Example: 23.56 × 10 = 235.6
When a decimal number is multiplied by 100, the decimal point moves to the right by two places.
Example: 23.562 × 100 = 2356.2
When a decimal number is multiplied by 1000, the decimal point moves to the right by three places.
Example: 23.562 × 1000 = 23562
Similar way, if a decimal number is multiplied by 10 or power of 10 then the decimal moves to the right by the number equal to the index of 10.
Multiplication of two Decimals
First multiply the decimal numbers without taking decimal point.
Now count the total number of decimal places in both the decimals.

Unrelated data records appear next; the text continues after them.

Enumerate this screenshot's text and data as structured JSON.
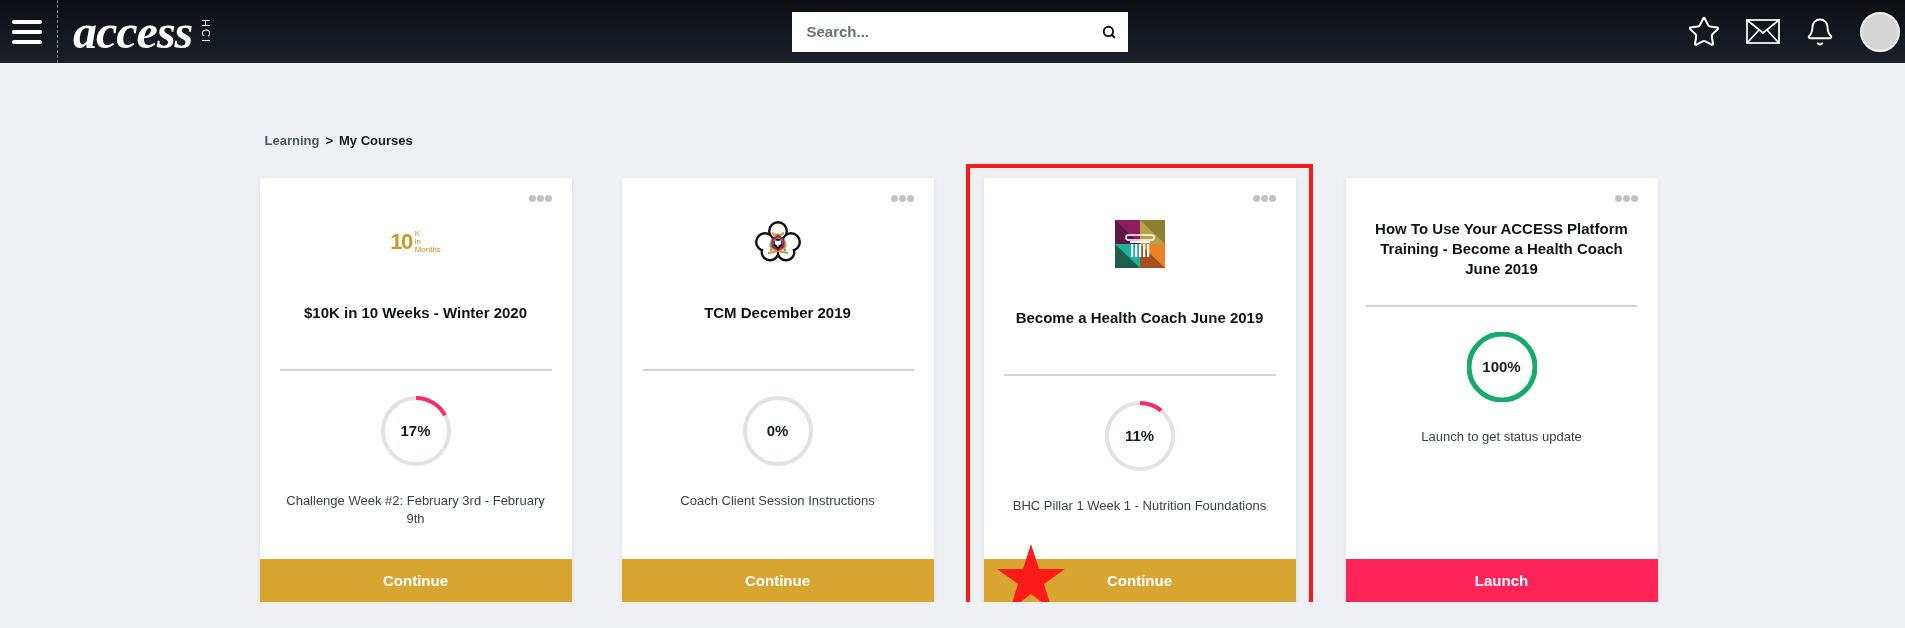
{
  "header": {
    "logo": {
      "word": "access",
      "tag": "HCI"
    },
    "search": {
      "placeholder": "Search..."
    }
  },
  "breadcrumb": {
    "items": [
      {
        "label": "Learning",
        "current": false
      },
      {
        "label": "My Courses",
        "current": true
      }
    ],
    "separator": ">"
  },
  "cards": [
    {
      "image": {
        "kind": "wordmark",
        "big": "10",
        "small": [
          "K",
          "in",
          "Months"
        ]
      },
      "title": "$10K in 10 Weeks - Winter 2020",
      "level": 0.17,
      "percent": "17%",
      "subtitle": "Challenge Week #2: February 3rd - February 9th",
      "button": {
        "kind": "continue",
        "label": "Continue"
      },
      "highlighted": false
    },
    {
      "image": {
        "kind": "cloud-emblem"
      },
      "title": "TCM December 2019",
      "level": 0,
      "percent": "0%",
      "subtitle": "Coach Client Session Instructions",
      "button": {
        "kind": "continue",
        "label": "Continue"
      },
      "highlighted": false
    },
    {
      "image": {
        "kind": "column-tile"
      },
      "title": "Become a Health Coach June 2019",
      "level": 0.11,
      "percent": "11%",
      "subtitle": "BHC Pillar 1 Week 1 - Nutrition Foundations",
      "button": {
        "kind": "continue",
        "label": "Continue"
      },
      "highlighted": true
    },
    {
      "title": "How To Use Your ACCESS Platform Training - Become a Health Coach June 2019",
      "level": 1,
      "percent": "100%",
      "subtitle": "Launch to get status update",
      "button": {
        "kind": "launch",
        "label": "Launch"
      },
      "highlighted": false
    }
  ]
}
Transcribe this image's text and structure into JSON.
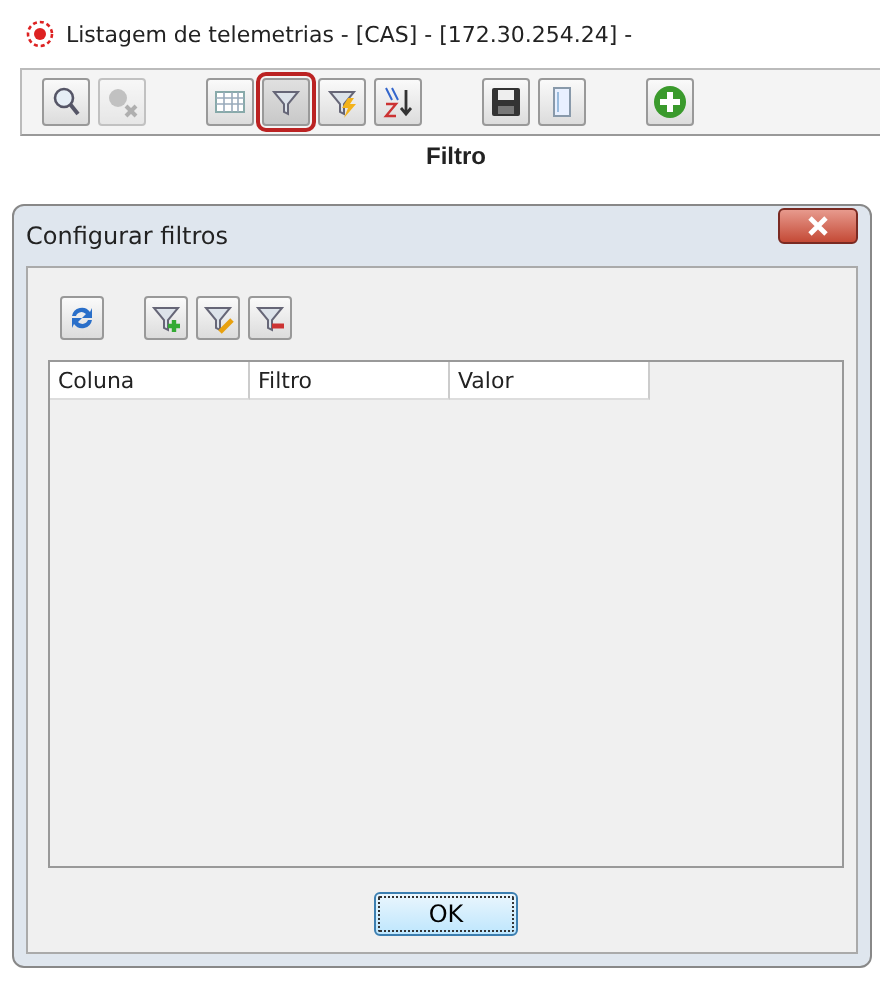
{
  "window": {
    "title": "Listagem de telemetrias - [CAS] - [172.30.254.24] -"
  },
  "toolbar": [
    {
      "kind": "search",
      "selected": false,
      "disabled": false
    },
    {
      "kind": "search-clear",
      "selected": false,
      "disabled": true
    },
    {
      "kind": "grid",
      "selected": false,
      "disabled": false
    },
    {
      "kind": "filter",
      "selected": true,
      "disabled": false
    },
    {
      "kind": "filter-lightning",
      "selected": false,
      "disabled": false
    },
    {
      "kind": "sort",
      "selected": false,
      "disabled": false
    },
    {
      "kind": "save",
      "selected": false,
      "disabled": false
    },
    {
      "kind": "page",
      "selected": false,
      "disabled": false
    },
    {
      "kind": "add",
      "selected": false,
      "disabled": false
    }
  ],
  "tooltip": "Filtro",
  "dialog": {
    "title": "Configurar filtros",
    "toolbar": [
      {
        "kind": "refresh"
      },
      {
        "kind": "filter-add"
      },
      {
        "kind": "filter-edit"
      },
      {
        "kind": "filter-remove"
      }
    ],
    "table": {
      "columns": [
        "Coluna",
        "Filtro",
        "Valor"
      ]
    },
    "buttons": [
      "OK"
    ]
  }
}
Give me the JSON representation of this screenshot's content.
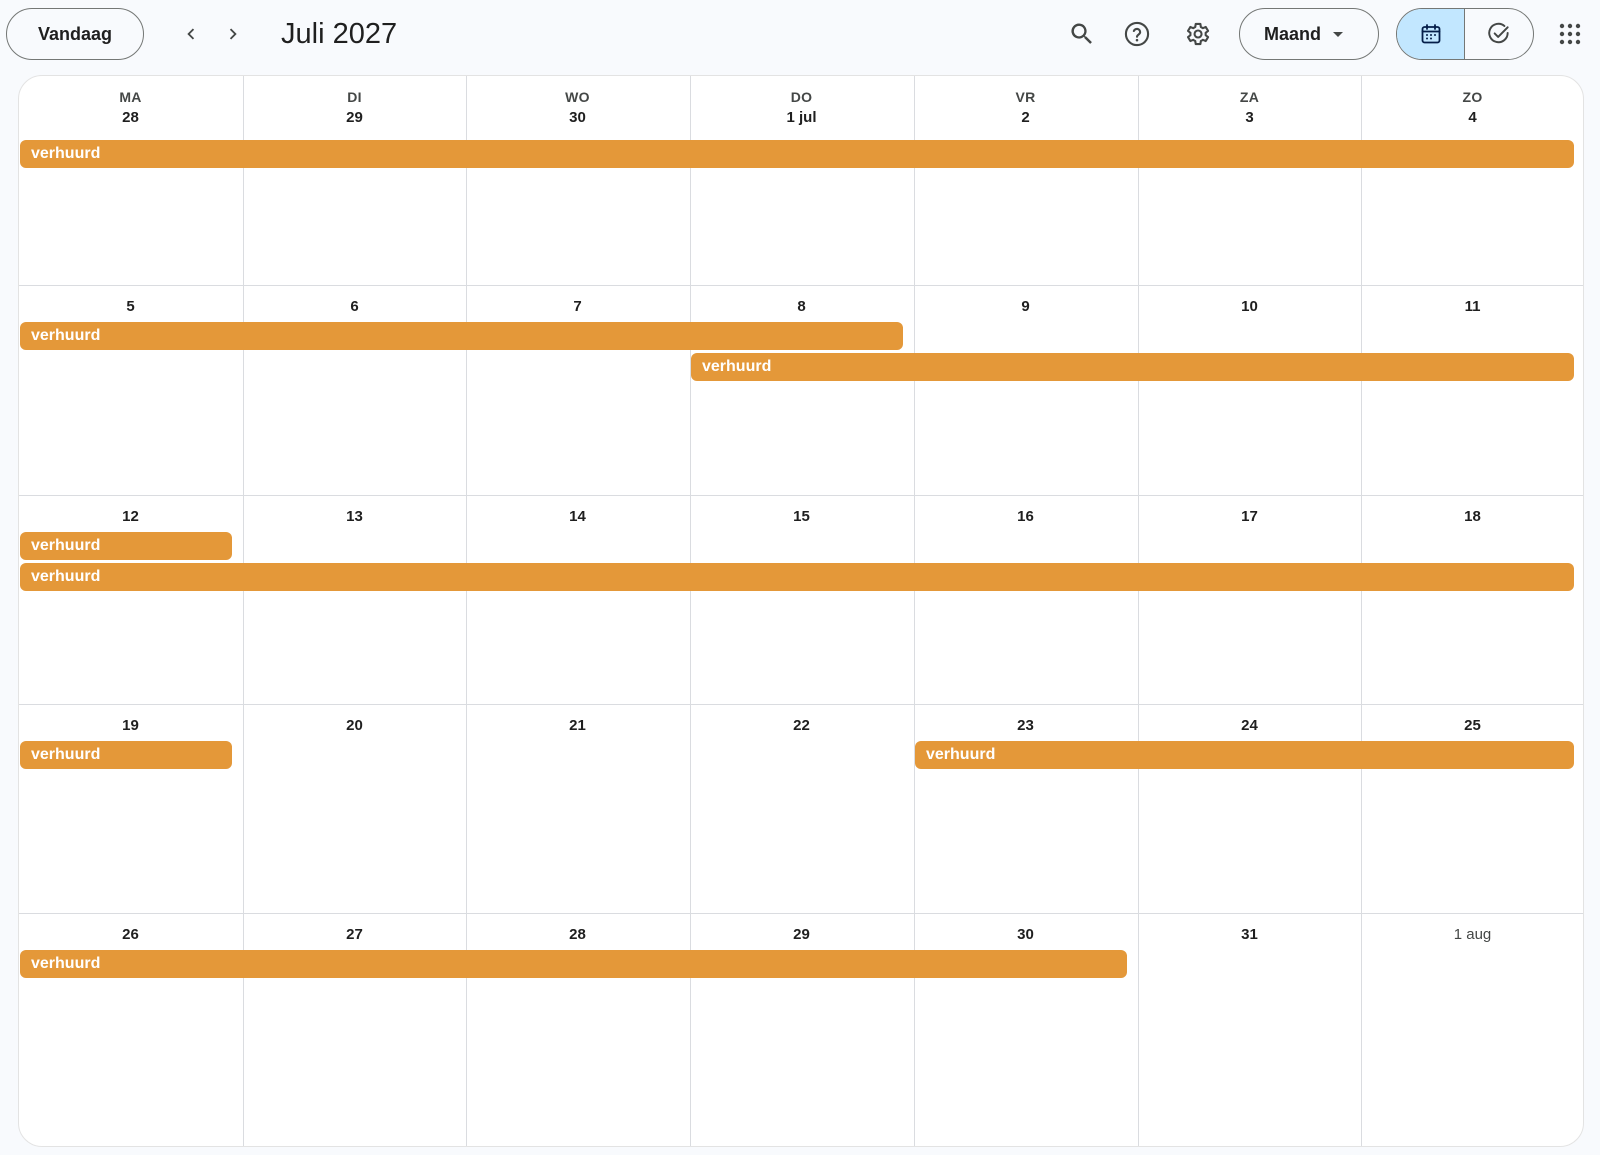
{
  "header": {
    "today_label": "Vandaag",
    "title": "Juli 2027",
    "view_label": "Maand",
    "icons": {
      "prev": "chevron-left-icon",
      "next": "chevron-right-icon",
      "search": "search-icon",
      "help": "help-icon",
      "settings": "gear-icon",
      "calendar": "calendar-icon",
      "tasks": "check-circle-icon",
      "apps": "apps-grid-icon"
    }
  },
  "calendar": {
    "weekdays": [
      "MA",
      "DI",
      "WO",
      "DO",
      "VR",
      "ZA",
      "ZO"
    ],
    "weeks": [
      [
        "28",
        "29",
        "30",
        "1 jul",
        "2",
        "3",
        "4"
      ],
      [
        "5",
        "6",
        "7",
        "8",
        "9",
        "10",
        "11"
      ],
      [
        "12",
        "13",
        "14",
        "15",
        "16",
        "17",
        "18"
      ],
      [
        "19",
        "20",
        "21",
        "22",
        "23",
        "24",
        "25"
      ],
      [
        "26",
        "27",
        "28",
        "29",
        "30",
        "31",
        "1 aug"
      ]
    ],
    "other_month_days": [
      "1 aug"
    ],
    "event_color": "#e49839",
    "events": [
      {
        "title": "verhuurd",
        "week": 0,
        "start": 0,
        "end": 6,
        "lane": 0
      },
      {
        "title": "verhuurd",
        "week": 1,
        "start": 0,
        "end": 3,
        "lane": 0
      },
      {
        "title": "verhuurd",
        "week": 1,
        "start": 3,
        "end": 6,
        "lane": 1
      },
      {
        "title": "verhuurd",
        "week": 2,
        "start": 0,
        "end": 0,
        "lane": 0
      },
      {
        "title": "verhuurd",
        "week": 2,
        "start": 0,
        "end": 6,
        "lane": 1
      },
      {
        "title": "verhuurd",
        "week": 3,
        "start": 0,
        "end": 0,
        "lane": 0
      },
      {
        "title": "verhuurd",
        "week": 3,
        "start": 4,
        "end": 6,
        "lane": 0
      },
      {
        "title": "verhuurd",
        "week": 4,
        "start": 0,
        "end": 4,
        "lane": 0
      }
    ]
  }
}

Now in the product obtained when the two decimals multiplied, place the decimal point after leaving the number of digits from right most places to left count is equal to total number of decimal places.
Examples:
Multiply 12.26 and 5.36
Multiply 1226 and 536
$1226\phantom{\rule{0ex}{0ex}}\times 536\phantom{\rule{0ex}{0ex}}\overline{)657136}$
Sum of decimals places in given two decimals is = 2 + 2 = 4
So, we put decimal point in the product after leaving 4 digits from right most place to left.
Therefore 12.26$\times $5.36 = 65.7136
IV. Division
Division by 10,100,1000
When a decimal is divided by 10, the decimal point moves to the left by one place.
Example: $\frac{2.32}{10}=.232=0.232$
Similar way, when a decimal is divided by 100, the decimal point moves to the left by two places and moves to the left by three places when divided by 1000. Similarly when a decimal is divided by 10 or power of 10, the decimal point moves to the left by number of digits equal to index of 10.
Division of a Decimal by a Decimal
Convert the divisor into a whole number by multiplying the dividend and the divisor by a suitable power of 10.
Eg : $\frac{2.4318}{0.63}=\frac{2.4318}{0.63}\times \frac{100}{100}=\frac{243.18}{63}$
Now divide the new dividend by the whole number so obtained.
$63)243.18(3.86\phantom{\rule{0ex}{0ex}}189\phantom{\rule{0ex}{0ex}}\overline{)841}\phantom{\rule{0ex}{0ex}}504\phantom{\rule{0ex}{0ex}}\overline{)378}\phantom{\rule{0ex}{0ex}}378\phantom{\rule{0ex}{0ex}}\overline{)\overline{)0}}$
Therefore $\frac{2.4318}{0.63}=\frac{243.18}{63}=3.86$